Man charged with murder in death of Wayne County inmate awaiting extradition
Detroit — A 38-year-old Oak Park man being held at the Wayne County Jail faces two felony homicide charges in the death of Antonio James, a 29-year-old fellow inmate who was two days from extradition to Ohio last year.
Carl Smelley Jr. has been charged with manslaughter and involuntary manslaughter in the Oct. 23 incident.
Information on when he will be arraigned was not immediately available, but Smelley has been behind bars since early October.
At an Oct. 15 court hearing, an extradition order for James was signed by Wayne Circuit Judge Deborah Thomas, allowing James to be sent to Ohio, where he faced a number of charges.
He would never make it.
At 3:24 a.m. Oct. 23, James was found unresponsive in his cell. He died of blunt force trauma to the head, said the Wayne County Medical Examiner's Office. There were bite marks on his left arm and the right side of his neck.
Police said he had been involved in a fight with a 37-year-old inmate in the jail's Division 2 facility at 525 Clinton, the oldest of the three jail properties.
Smelley, who turned 38 this month, had been jailed since Oct. 9 after being arrested for allegedly carrying a concealed weapon. He would be charged with three felonies in that incident — carrying a concealed weapon, being a felon in possession of a weapon, and felony firearm — and in January he pleaded guilty to carrying a concealed weapon, in return for two charges being dropped, court records show.
Smelley has served two prison sentences. One was for unarmed robbery and the other for assaulting/resisting/obstructing a police officer. Both incidents took place in Oakland County, Michigan Department of Corrections records show.
Last month, he was sentenced to two years of probation, one of them to be served in jail, where he remains.
But less than two weeks into his jail tenure, there was the alleged fight with James. The incident left the 29-year-old man dead just two days before he would've been extradited to Ohio to face drug charges.
James faced three felony drug counts between two cases in Ohio, one requiring mandatory prison time if convicted, said Paula Sawyers, a spokeswoman for the Licking County (Ohio) Prosecutor's Office.
Ultimately a bail bondswoman in Ohio located James at the Wayne County Jail via an internet search and alerted authorities in Licking County.
He had recently finished a two-year probation period, following a plea deal in Wayne County.
But between the start of his probation in March 2017 and his extradition order, James was charged with five felonies, covering three cases, in Licking County.
The Michigan Department of Corrections said a violation of a probation warrant was issued against James in January 2018 after the department learned of a September 2017 arrest in Ohio for driving under the influence, driving with a suspended license and speeding.
"It does not appear the MDOC was made aware of any additional criminal charges he was facing out of Ohio," said Holly Kramer, a spokeswoman for the Michigan Department of Corrections. "We would have filed an amended warrant if that had been the case."
Sawyers told The News she "didn't believe (Licking County) was aware" that James was on probation in Michigan when warrants for his arrest were issued in Ohio.
A search of law enforcement databases, conducted in spring 2019, months after a warrant for his arrest was issued in April, did not list James as a jail or prison inmate, Sawyers said.
Candace Reeder of AA Craven Bail Bonds in Utica, Ohio, had a $50,000 bond guarantee riding on James' appearance in court.
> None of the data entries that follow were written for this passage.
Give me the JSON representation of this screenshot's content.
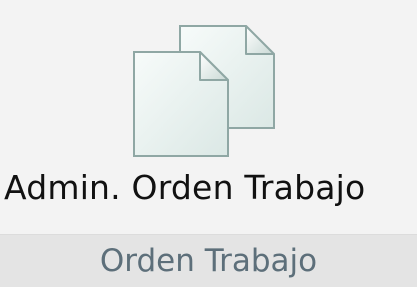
{
  "ribbon": {
    "button": {
      "label": "Admin. Orden Trabajo",
      "icon": "documents-icon"
    },
    "group": {
      "label": "Orden Trabajo"
    }
  }
}
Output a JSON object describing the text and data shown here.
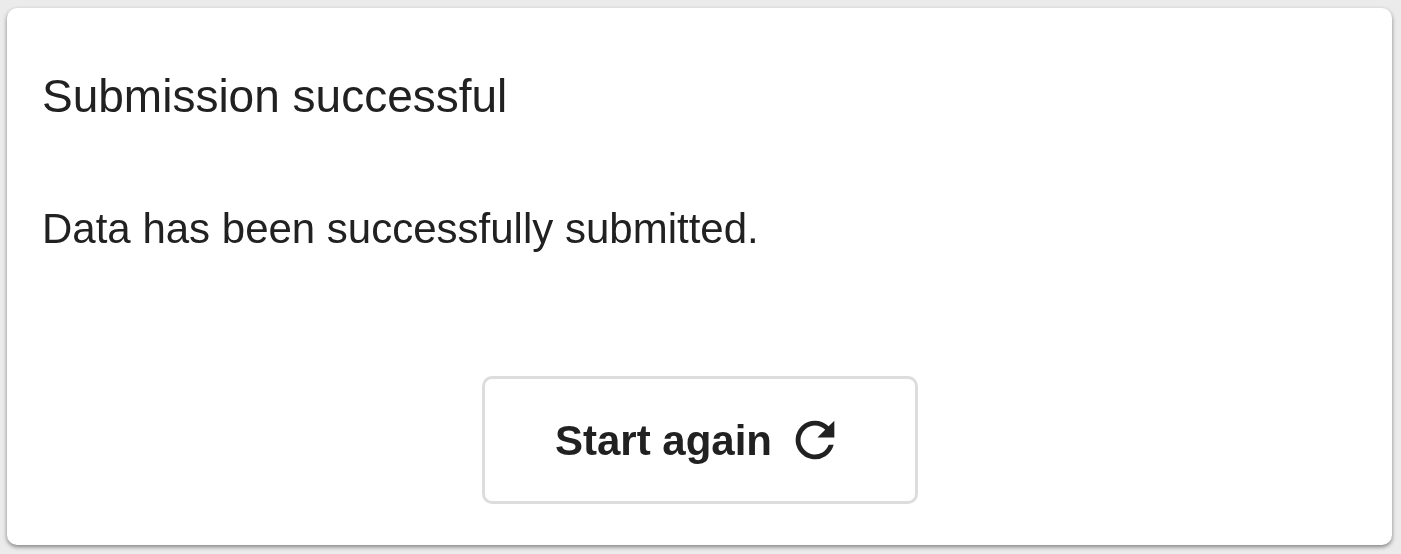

Reeder found James in the Wayne County Jail during a search of the Vinelink jail database, she said. She alerted the Licking County authorities, who began the extradition process.
Reeder described James, who stood 6 feet tall and weighed 216 pounds at the time of his death, as being "made of muscle," and wondered how someone could have done him that much harm.
Smelley, according to Michigan Department of Corrections records, is 6 foot 3 inches tall and 240 pounds.
The Licking County Sheriff's Office contracted a Nashville-based inmate transportation firm, Prisoner Transportation Services, to handle James's extradition, Capt. Tom Brown said last year.
A spokesman for PTS said that when the company called the Wayne County Jail on Oct. 23 to offer its customary heads-up 48 hours before the pickup, it learned James had died.